Frontiere reiterated to the six or so reporters around her that the Rams could not have won it all this year if they hadn't moved to St. Louis. But she denied, then retracted the denial, that it had to do with money.
"It has nothing to do with the revenue," Frontiere said, then quickly righted herself. "Well, of course it does, because you can afford to pay players more. But it's the ability of fans to come to the stadium on a Sunday or a Monday or whenever the game is. It's the ability for them to leave home, leave their television when they could easily stay and watch it. They come personally and root for us. That's the 12th man on the team. Years ago, when we had the Colts, it was the same thing -- the Colts fans were the best thing in the world, in Baltimore, I mean; they were incredible," Georgia enthused, harking back to the days when Rosenbloom owned the Colts before he swapped them for the LA Rams. "Never had that in Los Angeles."
What Frontiere also didn't have in Los Angeles was a goodly share of parking revenues, advertising-signage revenues, a top-of-the-line training facility and a bargain-basement fee for the use of a new domed stadium. The sale of permanent seat licenses (PSLs) to fans brought in $74 million, which was divvied up with $26 million to pay the Rams' debt to the city of Anaheim, $13 million to pay for relocation costs, $10 million to pay part of the relocation fee to the NFL and the rest going to settle ancillary costs and cover legal fees. That $74 million was given up by pigskin-crazed fans and doesn't include the $720 million taxpayers will pay over the next 30 years to pay off the Dome's mortgage. Bringing up all these nagging details, though, seems a bit much in the midst of the Rams-induced euphoria. But beneath the surface of the frenzied stupor that is the Super Bowl, some harsh realities brew.
Al Davis, role model
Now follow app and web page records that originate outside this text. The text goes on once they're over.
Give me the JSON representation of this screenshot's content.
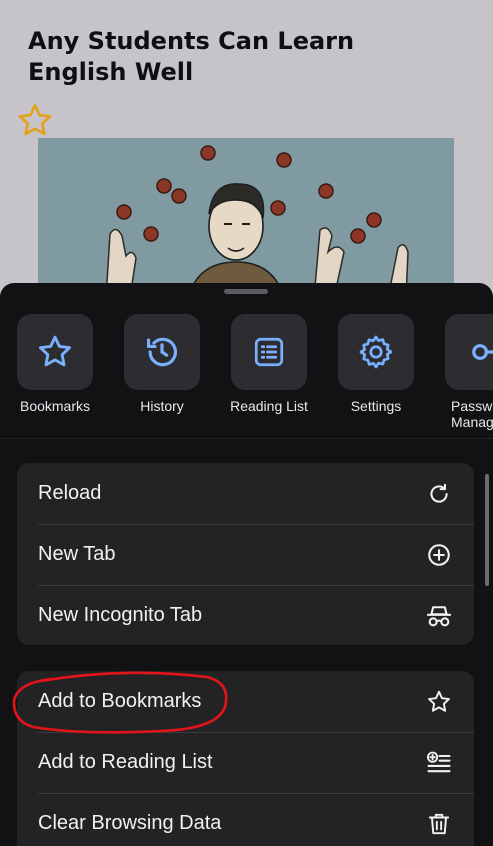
{
  "article": {
    "title": "Any Students Can Learn English Well"
  },
  "top_actions": [
    {
      "label": "Bookmarks",
      "icon": "star-icon"
    },
    {
      "label": "History",
      "icon": "history-icon"
    },
    {
      "label": "Reading List",
      "icon": "reading-list-icon"
    },
    {
      "label": "Settings",
      "icon": "gear-icon"
    },
    {
      "label": "Passw\nManag",
      "icon": "key-icon"
    }
  ],
  "menu_group_1": [
    {
      "label": "Reload",
      "icon": "reload-icon"
    },
    {
      "label": "New Tab",
      "icon": "plus-circle-icon"
    },
    {
      "label": "New Incognito Tab",
      "icon": "incognito-icon"
    }
  ],
  "menu_group_2": [
    {
      "label": "Add to Bookmarks",
      "icon": "star-outline-icon"
    },
    {
      "label": "Add to Reading List",
      "icon": "add-to-list-icon"
    },
    {
      "label": "Clear Browsing Data",
      "icon": "trash-icon"
    }
  ],
  "colors": {
    "accent": "#7ab1ff",
    "page_background": "#c6c4c9",
    "sheet_background": "#121214",
    "annotation": "#e3151b",
    "bookmark_star": "#e2a21b"
  }
}
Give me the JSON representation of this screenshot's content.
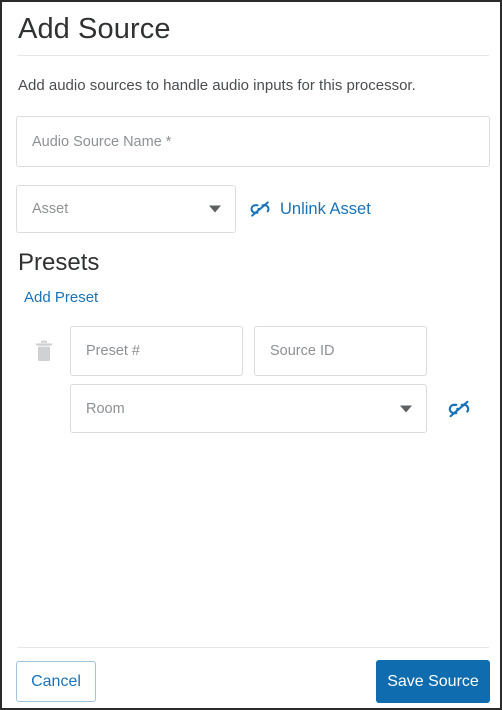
{
  "dialog": {
    "title": "Add Source",
    "description": "Add audio sources to handle audio inputs for this processor."
  },
  "form": {
    "audio_source_name": {
      "placeholder": "Audio Source Name *",
      "value": ""
    },
    "asset_select": {
      "placeholder": "Asset",
      "value": "",
      "caret_icon": "chevron-down-icon"
    },
    "unlink_asset": {
      "label": "Unlink Asset",
      "icon": "link-off-icon",
      "color": "#1a73b8"
    }
  },
  "presets": {
    "heading": "Presets",
    "add_link": "Add Preset",
    "rows": [
      {
        "delete_icon": "trash-icon",
        "preset_number": {
          "placeholder": "Preset #",
          "value": ""
        },
        "source_id": {
          "placeholder": "Source ID",
          "value": ""
        },
        "room_select": {
          "placeholder": "Room",
          "value": "",
          "caret_icon": "chevron-down-icon"
        },
        "unlink_room": {
          "icon": "link-off-icon",
          "color": "#1a73b8"
        }
      }
    ]
  },
  "footer": {
    "cancel_label": "Cancel",
    "save_label": "Save Source"
  },
  "colors": {
    "accent_blue": "#1a73b8",
    "primary_button": "#0f6cae",
    "border_gray": "#dcdcdc",
    "placeholder_gray": "#8d9194",
    "divider": "#e7e7e8",
    "heading": "#2f3133",
    "trash_gray": "#cfd1d2"
  }
}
After the game Sunday night, back at the media bunker at the downtown headquarters hotel, the Hyatt Regency, Frank Cooney of the Pro Sports Xchange was sticking up for Georgia -- the woman, not the state. Owners should be allowed to do what they want, he said, including moving their teams when they want to.
Cooney, whose business provides information to sports Web sites, was about to go to an invitation-only postgame party when he defended Frontiere's happy feet when it came to finding a home. Cooney pointed to someone else, other than "that man upstairs," as someone who helped pave the way for both Frontiere and Tennessee Titans owner Bud Adams, two owners who moved their teams to new markets and then ended up in the Super Bowl. For these two, Cooney's role model is Al "Just Win, Baby" Davis, owner of the Oakland-then-Los Angeles-then-Oakland-again Raiders.
"Al Davis actually created free agency for owners so they can take advantage of this ability to move, which is a constitutional right, which can't be dictated by the NFL and shouldn't be," said Cooney, whose business is based in San Francisco. "The irony is that all these people who were negative against Davis and continue to be, including other owners, have benefited financially and competitively. These two teams are an example of that."
Although NFL commissioner Tagliabue spent much of Super Bowl week downplaying the importance of the peripatetic histories of Bud and Georgia and claiming the league had taken corrective measures to ensure that other teams won't move or blackmail cities for new stadiums, Cooney wasn't buying it: "More teams will either move or get new stadiums based on this, going all the way back to Al Davis winning his case."